Unfortunately, I have to turn away over half the people who call me because they are getting called by scam artists. There are many scam artists out there who have copies of Oklahoma residents’ credit reports. Using this information, and telephone contact information for the consumer (including their parent’s and relative’s contact information) obtained from public information databases such as 123people.com or Intelius.com, these scam artists are able to sound extremely convincing, with loads of personal information about other debts owed by the consumer, often resulting in credit card payments being made to them over the phone to “avoid immediate arrest.”
The FTC has a page dedicated to the issue of fake debt collectors located here: http://www.consumer.ftc.gov/articles/0258-fake-debt-collectors. Additionally, there are many other warnings issued by other state attorney generals regarding debt collection scams such as the one issued by the Michigan Attorney General located here: http://www.michigan.gov/ag/0,4534,7-164-17337-238041–,00.html.
This scam typically goes like this, a fake debt collector obtains a copy of the consumer’s credit report, possibly from payday or online loan companies that they consumer has used. The scam artist then locates an old debt that the consumer may or may not have repaid. Using information of telephone numbers obtained from public record databases, the scam artist debt collector begins making calls to the consumer or their parents advising that they are about to “issue immediate process” or have obtained an arrest warrant for fraud against the consumer and a deputy is en route. These calls continue until the consumer or their parents call the scam artist out on the scam. Once this happens, in my experience, once this happens, the calls immediately stop, and the scammer moves on to the next “target.”
Though this is not always true, I have found that a common thread of this scam is that the consumer has at one point in their life taken out a “payday” loan, Many times, the consumer reports to me that he or she has repaid the loan long ago in full. However, this does not matter, as these scam artists do not always try to collect on the payday loan, they often state that they are calling about old credit card debt, old telephone bills, virtually anything that would be found on a credit report, and that the consumer would recognize as once having owed.
One of the purposes that Congress intended in enacting the FDCPA was to “insure that those debt collectors who refrain from using abusive debt collection practices are not competitively disadvantaged, and to promote consistent State action to protect consumers against debt collection abuses.” A real advantage of the FDCPA is the ability to distinguish fake debt collectors from legitimate debt collection agencies. If there is no bright line to distinguish these crooks from legitimate companies, then consumers are severely disadvantaged. Oklahoma is currently without a state debt collection law requiring registration of debt collectors as licensed businesses. I would encourage calling your legislators from your district and the Oklahoma Attorney General to ask them to promote the enactment of such a law, as many other states, and even municipalities have done.

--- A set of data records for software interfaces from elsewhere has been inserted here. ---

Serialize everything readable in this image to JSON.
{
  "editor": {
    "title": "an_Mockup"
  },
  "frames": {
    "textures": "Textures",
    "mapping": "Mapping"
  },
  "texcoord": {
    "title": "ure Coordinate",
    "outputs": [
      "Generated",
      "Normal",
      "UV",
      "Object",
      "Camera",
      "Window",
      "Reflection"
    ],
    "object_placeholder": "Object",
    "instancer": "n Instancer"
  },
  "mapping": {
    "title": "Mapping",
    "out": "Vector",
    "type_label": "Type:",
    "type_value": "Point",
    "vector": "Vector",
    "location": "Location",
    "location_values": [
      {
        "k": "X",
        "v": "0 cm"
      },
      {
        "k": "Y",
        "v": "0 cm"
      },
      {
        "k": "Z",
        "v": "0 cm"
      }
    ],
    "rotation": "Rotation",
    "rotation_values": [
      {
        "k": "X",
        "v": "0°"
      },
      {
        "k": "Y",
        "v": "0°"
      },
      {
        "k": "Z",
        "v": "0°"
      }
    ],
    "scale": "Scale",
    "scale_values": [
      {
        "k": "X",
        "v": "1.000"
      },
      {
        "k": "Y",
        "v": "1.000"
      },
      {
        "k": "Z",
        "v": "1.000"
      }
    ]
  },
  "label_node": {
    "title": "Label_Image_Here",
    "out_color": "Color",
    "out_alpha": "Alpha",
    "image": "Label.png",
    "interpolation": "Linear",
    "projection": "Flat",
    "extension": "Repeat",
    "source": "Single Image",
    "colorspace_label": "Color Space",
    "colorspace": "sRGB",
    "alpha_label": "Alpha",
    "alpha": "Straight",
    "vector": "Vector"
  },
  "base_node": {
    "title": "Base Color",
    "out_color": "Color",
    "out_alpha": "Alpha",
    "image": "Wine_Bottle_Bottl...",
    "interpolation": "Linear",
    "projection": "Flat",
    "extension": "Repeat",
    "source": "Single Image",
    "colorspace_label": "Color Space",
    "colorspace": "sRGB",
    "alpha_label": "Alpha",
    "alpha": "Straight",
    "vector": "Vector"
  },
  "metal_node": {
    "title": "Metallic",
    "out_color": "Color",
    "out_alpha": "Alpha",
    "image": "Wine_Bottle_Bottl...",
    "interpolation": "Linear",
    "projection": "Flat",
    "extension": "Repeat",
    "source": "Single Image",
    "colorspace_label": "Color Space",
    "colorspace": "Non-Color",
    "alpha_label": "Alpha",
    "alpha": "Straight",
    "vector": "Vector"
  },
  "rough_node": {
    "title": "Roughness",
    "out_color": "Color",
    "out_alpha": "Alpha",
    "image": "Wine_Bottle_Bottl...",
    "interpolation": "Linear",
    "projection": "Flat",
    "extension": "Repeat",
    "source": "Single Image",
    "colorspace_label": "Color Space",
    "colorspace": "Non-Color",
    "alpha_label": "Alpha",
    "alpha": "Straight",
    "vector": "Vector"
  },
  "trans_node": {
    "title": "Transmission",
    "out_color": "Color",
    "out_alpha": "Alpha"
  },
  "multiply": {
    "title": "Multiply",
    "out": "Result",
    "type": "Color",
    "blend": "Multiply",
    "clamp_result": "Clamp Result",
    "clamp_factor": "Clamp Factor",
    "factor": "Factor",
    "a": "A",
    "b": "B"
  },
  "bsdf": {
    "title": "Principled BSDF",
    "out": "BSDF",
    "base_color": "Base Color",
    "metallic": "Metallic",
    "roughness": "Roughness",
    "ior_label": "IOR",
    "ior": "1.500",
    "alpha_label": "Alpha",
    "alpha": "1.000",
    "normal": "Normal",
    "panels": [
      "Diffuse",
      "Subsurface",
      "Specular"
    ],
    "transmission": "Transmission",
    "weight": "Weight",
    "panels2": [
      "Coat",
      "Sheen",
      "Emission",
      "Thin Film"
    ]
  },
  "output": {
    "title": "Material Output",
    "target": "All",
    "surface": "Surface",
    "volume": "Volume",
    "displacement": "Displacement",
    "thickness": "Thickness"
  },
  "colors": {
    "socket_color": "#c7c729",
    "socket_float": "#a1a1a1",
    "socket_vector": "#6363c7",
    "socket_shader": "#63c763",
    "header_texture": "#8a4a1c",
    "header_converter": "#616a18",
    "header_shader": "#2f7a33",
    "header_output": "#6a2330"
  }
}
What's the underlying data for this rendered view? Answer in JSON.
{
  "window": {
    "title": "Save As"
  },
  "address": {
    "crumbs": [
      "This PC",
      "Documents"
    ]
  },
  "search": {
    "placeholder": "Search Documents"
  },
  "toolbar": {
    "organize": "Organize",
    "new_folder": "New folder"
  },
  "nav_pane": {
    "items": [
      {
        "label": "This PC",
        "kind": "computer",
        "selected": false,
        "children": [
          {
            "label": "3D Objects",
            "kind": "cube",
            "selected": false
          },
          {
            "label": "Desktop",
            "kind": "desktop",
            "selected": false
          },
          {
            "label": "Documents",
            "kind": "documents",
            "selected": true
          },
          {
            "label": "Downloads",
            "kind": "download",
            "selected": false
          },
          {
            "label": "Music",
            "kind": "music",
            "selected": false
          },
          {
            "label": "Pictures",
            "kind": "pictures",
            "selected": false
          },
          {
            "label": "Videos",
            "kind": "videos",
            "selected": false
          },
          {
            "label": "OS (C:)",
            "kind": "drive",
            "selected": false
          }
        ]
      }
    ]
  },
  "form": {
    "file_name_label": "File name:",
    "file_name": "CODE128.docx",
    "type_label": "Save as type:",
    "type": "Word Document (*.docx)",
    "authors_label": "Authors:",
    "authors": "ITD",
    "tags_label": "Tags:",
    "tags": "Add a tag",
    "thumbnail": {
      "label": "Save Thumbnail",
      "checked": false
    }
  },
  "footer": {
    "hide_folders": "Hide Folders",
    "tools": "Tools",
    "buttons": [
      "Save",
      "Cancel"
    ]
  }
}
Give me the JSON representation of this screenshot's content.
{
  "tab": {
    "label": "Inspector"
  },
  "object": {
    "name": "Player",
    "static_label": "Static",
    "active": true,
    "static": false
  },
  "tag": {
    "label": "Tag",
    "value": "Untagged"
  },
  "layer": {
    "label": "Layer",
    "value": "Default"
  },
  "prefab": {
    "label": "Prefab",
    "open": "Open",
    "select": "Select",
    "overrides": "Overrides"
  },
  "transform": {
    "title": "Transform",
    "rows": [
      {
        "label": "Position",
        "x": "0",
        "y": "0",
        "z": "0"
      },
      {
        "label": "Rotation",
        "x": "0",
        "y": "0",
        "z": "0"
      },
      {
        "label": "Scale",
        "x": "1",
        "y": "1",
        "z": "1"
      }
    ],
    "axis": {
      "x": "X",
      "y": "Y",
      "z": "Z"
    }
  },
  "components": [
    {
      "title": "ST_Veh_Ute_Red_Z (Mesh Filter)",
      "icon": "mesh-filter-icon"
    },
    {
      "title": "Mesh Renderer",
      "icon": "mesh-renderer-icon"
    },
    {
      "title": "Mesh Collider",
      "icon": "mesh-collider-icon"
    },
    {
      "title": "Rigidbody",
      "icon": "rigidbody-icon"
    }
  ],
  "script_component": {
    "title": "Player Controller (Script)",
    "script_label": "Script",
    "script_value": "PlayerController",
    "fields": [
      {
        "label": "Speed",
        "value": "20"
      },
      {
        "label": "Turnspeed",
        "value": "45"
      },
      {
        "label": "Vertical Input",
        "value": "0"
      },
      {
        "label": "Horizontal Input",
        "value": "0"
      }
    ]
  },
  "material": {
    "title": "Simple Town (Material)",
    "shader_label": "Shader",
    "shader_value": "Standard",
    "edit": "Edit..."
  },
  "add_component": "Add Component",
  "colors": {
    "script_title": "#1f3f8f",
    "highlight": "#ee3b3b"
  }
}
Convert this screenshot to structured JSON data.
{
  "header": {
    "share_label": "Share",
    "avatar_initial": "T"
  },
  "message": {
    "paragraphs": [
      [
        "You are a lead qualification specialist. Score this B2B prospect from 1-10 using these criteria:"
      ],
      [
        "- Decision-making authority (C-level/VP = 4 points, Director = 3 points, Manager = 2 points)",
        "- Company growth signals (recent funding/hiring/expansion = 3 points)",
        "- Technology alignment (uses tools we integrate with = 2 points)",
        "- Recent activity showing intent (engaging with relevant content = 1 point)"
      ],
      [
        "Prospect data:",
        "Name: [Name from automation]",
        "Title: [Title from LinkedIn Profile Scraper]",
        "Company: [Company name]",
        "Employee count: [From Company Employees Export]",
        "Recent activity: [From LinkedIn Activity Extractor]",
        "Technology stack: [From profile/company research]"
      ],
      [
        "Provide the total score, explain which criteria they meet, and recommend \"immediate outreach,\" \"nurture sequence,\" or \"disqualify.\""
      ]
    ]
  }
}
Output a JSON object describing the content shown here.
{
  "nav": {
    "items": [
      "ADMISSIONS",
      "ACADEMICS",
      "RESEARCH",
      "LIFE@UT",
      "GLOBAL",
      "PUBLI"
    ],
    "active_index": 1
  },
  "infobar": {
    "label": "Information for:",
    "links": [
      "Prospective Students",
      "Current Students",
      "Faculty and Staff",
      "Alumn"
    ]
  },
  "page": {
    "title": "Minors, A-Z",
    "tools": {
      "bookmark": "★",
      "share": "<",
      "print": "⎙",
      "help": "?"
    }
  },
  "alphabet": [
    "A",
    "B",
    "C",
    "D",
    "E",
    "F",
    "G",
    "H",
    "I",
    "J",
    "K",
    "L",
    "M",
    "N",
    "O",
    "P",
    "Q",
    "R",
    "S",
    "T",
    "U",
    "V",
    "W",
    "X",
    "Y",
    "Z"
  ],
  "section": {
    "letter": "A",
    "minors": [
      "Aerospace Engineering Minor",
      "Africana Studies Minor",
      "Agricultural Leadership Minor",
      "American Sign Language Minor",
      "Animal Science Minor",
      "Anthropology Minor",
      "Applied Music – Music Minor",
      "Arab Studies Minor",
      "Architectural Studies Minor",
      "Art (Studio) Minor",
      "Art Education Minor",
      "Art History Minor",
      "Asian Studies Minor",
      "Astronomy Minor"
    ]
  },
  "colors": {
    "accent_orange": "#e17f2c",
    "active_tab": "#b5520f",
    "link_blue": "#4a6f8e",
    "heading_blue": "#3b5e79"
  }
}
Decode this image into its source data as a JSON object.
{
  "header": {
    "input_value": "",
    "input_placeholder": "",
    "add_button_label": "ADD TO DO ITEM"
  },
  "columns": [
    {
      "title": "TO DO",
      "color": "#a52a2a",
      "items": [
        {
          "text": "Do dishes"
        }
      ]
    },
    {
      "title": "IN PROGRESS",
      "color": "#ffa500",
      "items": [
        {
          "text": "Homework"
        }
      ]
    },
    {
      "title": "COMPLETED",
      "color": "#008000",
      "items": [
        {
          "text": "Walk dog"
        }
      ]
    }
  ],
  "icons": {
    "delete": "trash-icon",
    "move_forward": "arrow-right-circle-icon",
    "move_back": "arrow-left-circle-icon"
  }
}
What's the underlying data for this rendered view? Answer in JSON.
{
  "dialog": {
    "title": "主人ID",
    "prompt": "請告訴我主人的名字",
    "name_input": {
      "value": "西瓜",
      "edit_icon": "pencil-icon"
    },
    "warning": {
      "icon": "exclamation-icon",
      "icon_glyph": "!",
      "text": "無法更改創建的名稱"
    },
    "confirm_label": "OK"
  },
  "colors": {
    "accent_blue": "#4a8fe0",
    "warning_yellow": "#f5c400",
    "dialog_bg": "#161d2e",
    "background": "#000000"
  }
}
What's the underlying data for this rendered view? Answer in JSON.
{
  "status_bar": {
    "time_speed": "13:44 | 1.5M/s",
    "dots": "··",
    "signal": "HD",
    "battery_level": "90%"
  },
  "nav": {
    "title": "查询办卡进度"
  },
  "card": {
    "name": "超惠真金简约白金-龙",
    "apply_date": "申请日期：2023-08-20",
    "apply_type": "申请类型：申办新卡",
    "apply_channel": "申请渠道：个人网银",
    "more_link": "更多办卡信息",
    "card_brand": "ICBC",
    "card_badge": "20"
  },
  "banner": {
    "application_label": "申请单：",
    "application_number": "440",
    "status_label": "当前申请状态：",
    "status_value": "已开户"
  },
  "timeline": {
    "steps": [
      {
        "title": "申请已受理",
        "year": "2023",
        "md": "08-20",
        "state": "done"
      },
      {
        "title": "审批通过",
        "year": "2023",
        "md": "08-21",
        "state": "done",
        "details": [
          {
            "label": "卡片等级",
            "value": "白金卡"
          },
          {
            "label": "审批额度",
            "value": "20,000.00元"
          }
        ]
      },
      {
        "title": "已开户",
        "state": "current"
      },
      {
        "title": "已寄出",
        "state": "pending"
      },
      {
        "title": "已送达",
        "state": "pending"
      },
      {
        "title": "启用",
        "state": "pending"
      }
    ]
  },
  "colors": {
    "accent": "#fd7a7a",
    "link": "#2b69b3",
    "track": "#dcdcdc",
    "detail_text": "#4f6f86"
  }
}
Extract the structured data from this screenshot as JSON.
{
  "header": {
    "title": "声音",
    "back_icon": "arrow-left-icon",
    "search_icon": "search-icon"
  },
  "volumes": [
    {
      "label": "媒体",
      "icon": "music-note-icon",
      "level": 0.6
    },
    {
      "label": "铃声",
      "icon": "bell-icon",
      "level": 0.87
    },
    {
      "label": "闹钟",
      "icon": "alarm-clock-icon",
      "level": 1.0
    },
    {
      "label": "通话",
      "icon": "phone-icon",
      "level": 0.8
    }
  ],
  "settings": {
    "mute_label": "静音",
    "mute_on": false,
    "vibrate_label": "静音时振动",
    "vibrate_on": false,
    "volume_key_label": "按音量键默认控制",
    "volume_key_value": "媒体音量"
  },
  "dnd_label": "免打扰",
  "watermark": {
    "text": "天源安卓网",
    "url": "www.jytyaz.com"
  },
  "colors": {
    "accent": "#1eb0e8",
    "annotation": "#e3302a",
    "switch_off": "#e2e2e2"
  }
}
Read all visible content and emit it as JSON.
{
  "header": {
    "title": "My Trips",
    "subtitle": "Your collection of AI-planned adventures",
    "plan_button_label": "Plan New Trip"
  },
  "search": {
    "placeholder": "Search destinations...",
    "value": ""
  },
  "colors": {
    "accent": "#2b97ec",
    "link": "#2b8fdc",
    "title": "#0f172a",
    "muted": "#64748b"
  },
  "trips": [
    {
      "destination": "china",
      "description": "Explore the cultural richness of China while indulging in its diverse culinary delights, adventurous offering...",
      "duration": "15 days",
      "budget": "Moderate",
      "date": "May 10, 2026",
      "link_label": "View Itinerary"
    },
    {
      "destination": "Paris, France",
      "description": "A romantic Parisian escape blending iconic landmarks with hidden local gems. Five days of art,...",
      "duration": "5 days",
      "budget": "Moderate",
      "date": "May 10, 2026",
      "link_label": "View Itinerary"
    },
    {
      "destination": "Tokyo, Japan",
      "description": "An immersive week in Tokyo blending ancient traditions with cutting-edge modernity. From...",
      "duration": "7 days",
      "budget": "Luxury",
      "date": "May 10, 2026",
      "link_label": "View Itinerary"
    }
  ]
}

If you have been the victim of a debt collection scam, here’s How to Report Scam Artists. The Oklahoma Attorney General has set up an online form to report here: http://www.oag.state.ok.us/oagweb.nsf/ccomp.html